Equation reveals the characteristics of quantum chaos
What does chaos look like in the smallest of worlds that we can imagine – inside atoms? The world in there behaves a lot differently to the world that we experience; the protons and neutrons in the nucleus are waves. In this microcosmos, the so-called quantum world, the normal rules of nature do not apply, but in terms of the state called chaos, there are universal features that are present, regardless of the level of existence.
In a new study, a research group including researchers from Lund University, has therefore set out to tackle the theory of quantum chaos, i.e. they have studied the chaotic state at quantum level. The theory of quantum chaos is about explaining the irregular movements of both electrons and nuclei, as well as the irregular movements of, for example, rays of light in optical instruments with complex geometries, or sound waves in a furnished room.
The researchers have analysed statistical properties at different energy levels in a quantum chaos state. Although the research is theoretical, it has practical applications. Chaos theory and the associated concept of random matrices are used in different contexts where there is an attempt to describe and analyse chaotic states. These contexts include financial instruments, brain surgery and even the string theory for the universe.
“In chaotic quantum systems, the energy levels repel each other, and they affect each other even if they are far apart”, states Vladimir Osipov, a researcher at Lund University’s Faculty of Science and one of the authors of the new study.
He notes that it is difficult to make computer calculations for a specific quantum chaos state, as chaotic systems are extremely sensitive to the initial numbers entered in calculations. Small differences in initial values can produce large diviations in the final result of the calculation. However, due to the results of the new study, it is possible from now on to use an exact, mathematical equation to predict the characteristics of chaos without such extensive number-crunching.
“Yes, we now have an exact equation. Personally, I am actually surprised that it was possible at all”, says Vladimir Osipov.

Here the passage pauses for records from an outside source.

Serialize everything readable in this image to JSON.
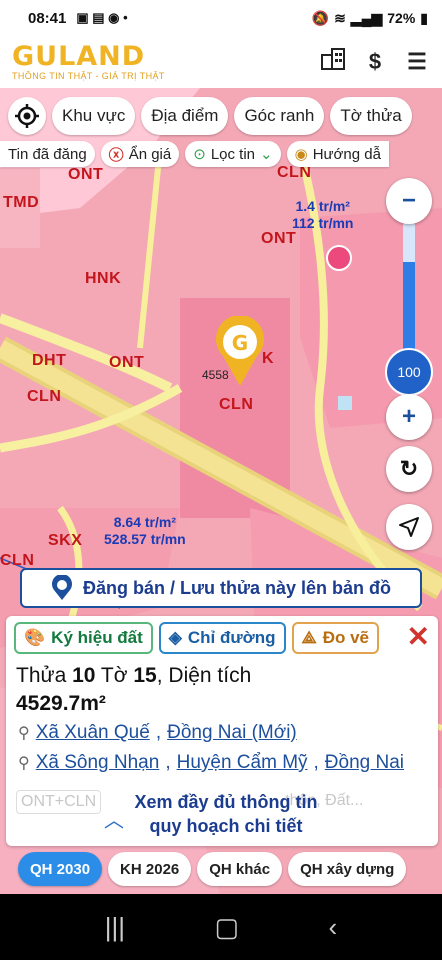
{
  "status": {
    "time": "08:41",
    "battery": "72%"
  },
  "app": {
    "logo": "GULAND",
    "tagline": "THÔNG TIN THẬT - GIÁ TRỊ THẬT"
  },
  "toolbar": {
    "items": [
      "Khu vực",
      "Địa điểm",
      "Góc ranh",
      "Tờ thửa"
    ]
  },
  "filters": {
    "posted": "Tin đã đăng",
    "hide_price": "Ẩn giá",
    "filter": "Lọc tin",
    "direction": "Hướng dẫ"
  },
  "map": {
    "zones": [
      "ONT",
      "CLN",
      "TMD",
      "ONT",
      "HNK",
      "DHT",
      "ONT",
      "CLN",
      "CLN",
      "SKX",
      "K",
      "CLN",
      "ONT"
    ],
    "price_top": {
      "per_m2": "1.4 tr/m²",
      "total": "112 tr/mn"
    },
    "price_bottom": {
      "per_m2": "8.64 tr/m²",
      "total": "528.57 tr/mn"
    },
    "marker_label": "4558",
    "zoom_level": "100",
    "zoom_fraction": 0.72
  },
  "post_banner": "Đăng bán / Lưu thửa này lên bản đồ",
  "card": {
    "actions": [
      "Ký hiệu đất",
      "Chỉ đường",
      "Đo vẽ"
    ],
    "parcel_prefix": "Thửa",
    "parcel_no": "10",
    "sheet_prefix": "Tờ",
    "sheet_no": "15",
    "area_label": ", Diện tích",
    "area": "4529.7m²",
    "address_new": [
      "Xã Xuân Quế",
      "Đồng Nai (Mới)"
    ],
    "address_old": [
      "Xã Sông Nhạn",
      "Huyện Cẩm Mỹ",
      "Đồng Nai"
    ],
    "faded": [
      "ONT+CLN",
      "thôn, Đất..."
    ],
    "more_line1": "Xem đầy đủ thông tin",
    "more_line2": "quy hoạch chi tiết"
  },
  "tabs": [
    "QH 2030",
    "KH 2026",
    "QH khác",
    "QH xây dựng"
  ]
}
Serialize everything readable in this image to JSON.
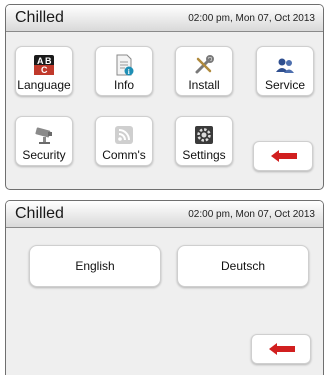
{
  "screens": [
    {
      "title": "Chilled",
      "datetime": "02:00 pm, Mon 07, Oct 2013",
      "tiles": [
        {
          "label": "Language",
          "icon": "language-icon"
        },
        {
          "label": "Info",
          "icon": "info-document-icon"
        },
        {
          "label": "Install",
          "icon": "tools-icon"
        },
        {
          "label": "Service",
          "icon": "service-icon"
        },
        {
          "label": "Security",
          "icon": "security-camera-icon"
        },
        {
          "label": "Comm's",
          "icon": "wireless-comm-icon"
        },
        {
          "label": "Settings",
          "icon": "settings-gear-icon"
        }
      ],
      "back": {
        "icon": "back-arrow-icon"
      }
    },
    {
      "title": "Chilled",
      "datetime": "02:00 pm, Mon 07, Oct 2013",
      "languages": [
        "English",
        "Deutsch"
      ],
      "back": {
        "icon": "back-arrow-icon"
      }
    }
  ],
  "colors": {
    "accent": "#d11f1f",
    "info_badge": "#1f8fb5",
    "service_blue": "#2f4f8f"
  }
}
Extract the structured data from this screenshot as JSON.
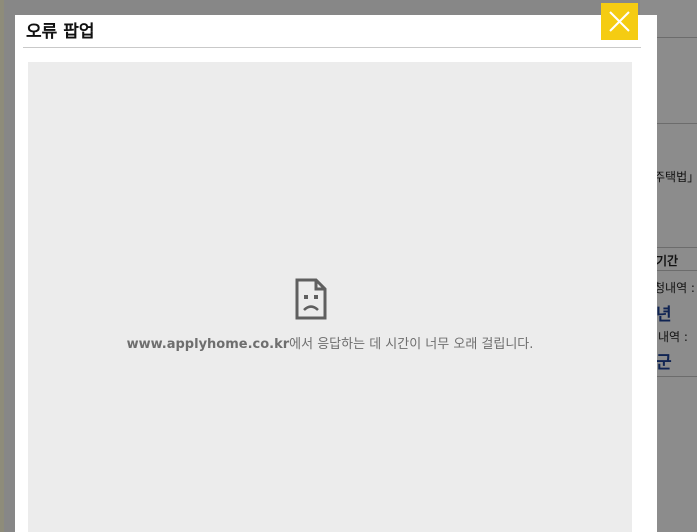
{
  "background_page": {
    "fragment_law": "주택법」",
    "fragment_period": "기간",
    "fragment_history1": "청내역 :",
    "fragment_year": "년",
    "fragment_history2": "내역 :",
    "fragment_gun": "군"
  },
  "modal": {
    "title": "오류 팝업",
    "close_icon": "close-icon",
    "accent_color": "#f5cc12"
  },
  "error_page": {
    "icon": "sad-document-icon",
    "host": "www.applyhome.co.kr",
    "message": "에서 응답하는 데 시간이 너무 오래 걸립니다."
  }
}
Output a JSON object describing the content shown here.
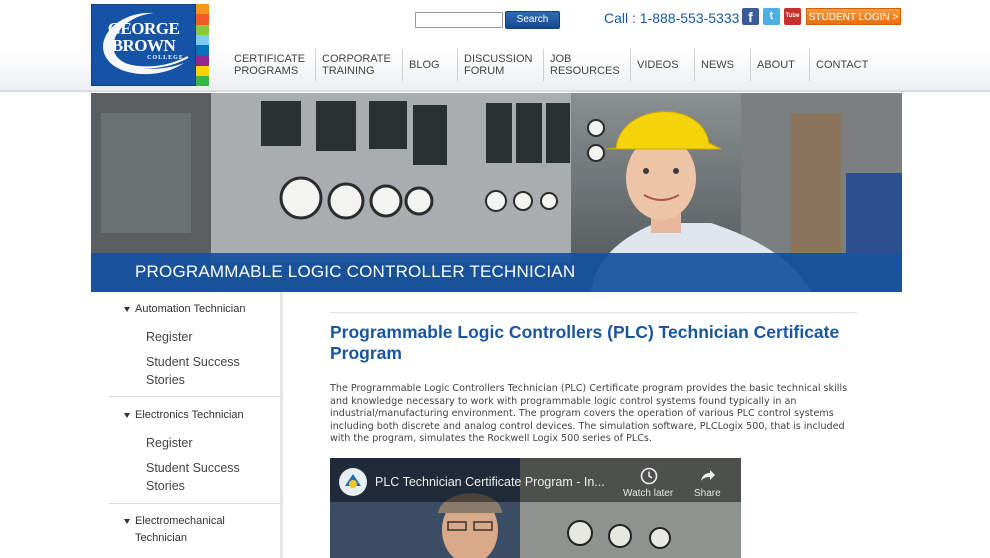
{
  "header": {
    "logo": {
      "line1": "GEORGE",
      "line2": "BROWN",
      "line3": "COLLEGE"
    },
    "search": {
      "value": "",
      "placeholder": "",
      "button_label": "Search"
    },
    "phone": "Call : 1-888-553-5333",
    "social": {
      "facebook": "f",
      "twitter": "t",
      "youtube": "Tube"
    },
    "student_login": "STUDENT LOGIN >",
    "nav": [
      {
        "line1": "CERTIFICATE",
        "line2": "PROGRAMS"
      },
      {
        "line1": "CORPORATE",
        "line2": "TRAINING"
      },
      {
        "line1": "BLOG",
        "line2": ""
      },
      {
        "line1": "DISCUSSION",
        "line2": "FORUM"
      },
      {
        "line1": "JOB",
        "line2": "RESOURCES"
      },
      {
        "line1": "VIDEOS",
        "line2": ""
      },
      {
        "line1": "NEWS",
        "line2": ""
      },
      {
        "line1": "ABOUT",
        "line2": ""
      },
      {
        "line1": "CONTACT",
        "line2": ""
      }
    ]
  },
  "banner": {
    "title": "PROGRAMMABLE LOGIC CONTROLLER TECHNICIAN"
  },
  "sidebar": {
    "groups": [
      {
        "label": "Automation Technician",
        "items": [
          "Register",
          "Student Success Stories"
        ]
      },
      {
        "label": "Electronics Technician",
        "items": [
          "Register",
          "Student Success Stories"
        ]
      },
      {
        "label": "Electromechanical Technician",
        "items": []
      }
    ]
  },
  "main": {
    "title": "Programmable Logic Controllers (PLC) Technician Certificate Program",
    "body": "The Programmable Logic Controllers Technician (PLC) Certificate program provides the basic technical skills and knowledge necessary to work with programmable logic control systems found typically in an industrial/manufacturing environment. The program covers the operation of various PLC control systems including both discrete and analog control devices. The simulation software, PLCLogix 500, that is included with the program, simulates the Rockwell Logix 500 series of PLCs."
  },
  "video": {
    "title": "PLC Technician Certificate Program - In...",
    "watch_later": "Watch later",
    "share": "Share"
  },
  "colors": {
    "brand_blue": "#1453a5",
    "title_blue": "#1a56a0",
    "login_orange": "#f0821e",
    "logo_stripes": [
      "#f7941d",
      "#f15a29",
      "#8dc63f",
      "#7ecbef",
      "#0072bc",
      "#92278f",
      "#ffd200",
      "#39b54a"
    ]
  }
}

Vladimir Osipov, postdoc
Department of Chemistry, Lund University
+46 46-222 81 31
vladimir [dot] osipov [at] chemphys [dot] lu [dot] se